“I played there with the Puerto Rico Islanders. They folded and I moved onto the Fort Lauderdale Strikers. Honestly, I had the opportunity to play with the national team earlier, around when I was 23, but I put it off because I had aspirations to possibly get into the USMNT camp. At 28 or 29, you have to be honest with yourself and realize that the window has closed and you go where you’re celebrated. I had this great opportunity to represent such fine people in a fantastic place where I still have great relationships. It was a no-brainer.”

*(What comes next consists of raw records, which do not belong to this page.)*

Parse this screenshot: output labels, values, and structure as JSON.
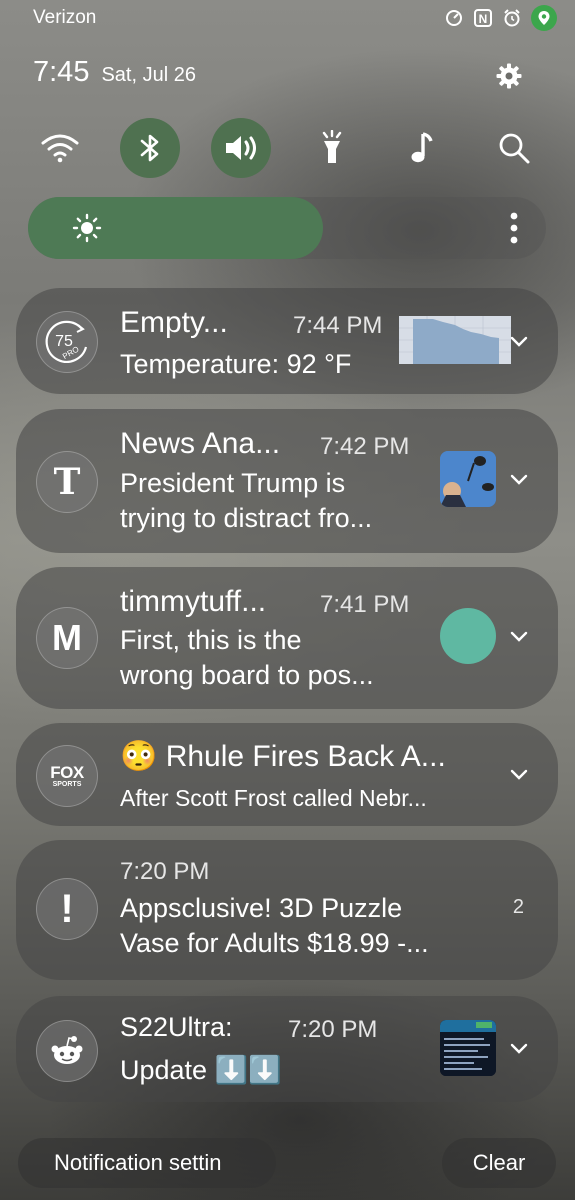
{
  "status_bar": {
    "carrier": "Verizon",
    "icons": [
      "data-saver-icon",
      "nfc-icon",
      "alarm-icon",
      "location-icon"
    ]
  },
  "header": {
    "time": "7:45",
    "date": "Sat, Jul 26",
    "settings_icon": "gear-icon"
  },
  "quick_settings": [
    {
      "name": "wifi",
      "icon": "wifi-icon",
      "active": false
    },
    {
      "name": "bluetooth",
      "icon": "bluetooth-icon",
      "active": true
    },
    {
      "name": "sound",
      "icon": "volume-icon",
      "active": true
    },
    {
      "name": "flashlight",
      "icon": "flashlight-icon",
      "active": false
    },
    {
      "name": "music",
      "icon": "music-note-icon",
      "active": false
    },
    {
      "name": "search",
      "icon": "search-icon",
      "active": false
    }
  ],
  "brightness": {
    "level_percent": 57,
    "icon": "sun-icon"
  },
  "notifications": [
    {
      "app_icon": "forecast-75-pro-icon",
      "app_badge": "75",
      "app_badge_sub": "PRO",
      "title": "Empty...",
      "time": "7:44 PM",
      "body": [
        "Temperature: 92 °F"
      ]
    },
    {
      "app_icon": "nyt-icon",
      "app_badge": "T",
      "title": "News Ana...",
      "time": "7:42 PM",
      "body": [
        "President Trump is",
        "trying to distract fro..."
      ]
    },
    {
      "app_icon": "m-icon",
      "app_badge": "M",
      "title": "timmytuff...",
      "time": "7:41 PM",
      "body": [
        "First, this is the",
        "wrong board to pos..."
      ]
    },
    {
      "app_icon": "fox-sports-icon",
      "app_badge": "FOX",
      "app_badge_sub": "SPORTS",
      "title": "😳 Rhule Fires Back A...",
      "time": "",
      "body": [
        "After Scott Frost called Nebr..."
      ]
    },
    {
      "app_icon": "alert-icon",
      "app_badge": "!",
      "title": "",
      "time": "7:20 PM",
      "body": [
        "Appsclusive! 3D Puzzle",
        "Vase for Adults $18.99 -..."
      ],
      "count": "2"
    },
    {
      "app_icon": "reddit-icon",
      "title": "S22Ultra:",
      "time": "7:20 PM",
      "body": [
        "Update ⬇️⬇️"
      ]
    }
  ],
  "footer": {
    "settings_label": "Notification settin",
    "clear_label": "Clear"
  },
  "colors": {
    "toggle_on": "#4f7150",
    "brightness_fill": "#4e7a55",
    "location_green": "#3ca64c"
  }
}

Back in the USL Championship, Laurendi and Energy FC face off with their in-state rival tomorrow, Tulsa Roughnecks FC. Ahead of the first Black Gold Derby of 2019, Laurendi said, “First and foremost, I know it’s cliche, but in the derby matches, everything is elevated. You don’t want that match to take precedence over another, but I believe me and my teammates want to win it for the city, the fans that support us, and selfishly, we want to beat our rival. It’s great that they put together a roster of quality players. In years past, there could be times where you take them lightly due to a lack of results. With the team they have this season, it will get the best out of everyone. That’s the way I prefer it.”
Currently sitting 7th in the Western Conference, what expectations does Cody have for this season? “I expect us to compete for the Western Conference championship,” he said. “That’s a legitimate goal. I’m not blind to the fact it’s going to take a heckuva lot of hard work. There’s not really a bad team in the conference. The “2” teams are hard to prepare for any given week because their rosters are so fluid and the standalone teams have the influx of talent because they can potentially pay a top performer more. but, I know we possess the skills, drive, and focus to compete for the title.”
You can see Cody Laurendi and OKC Energy travel to ONEOK Field to take on Tulsa tomorrow night on ESPN+, kickoff is set for 7 PM Central Time.
No matter how many more years he plays, or what he decides to do in retirement, the USL Championship and its fans will have been lucky to have had Laurendi represent them, even if a certain writer (me) is disappointed he moved on from the man bun.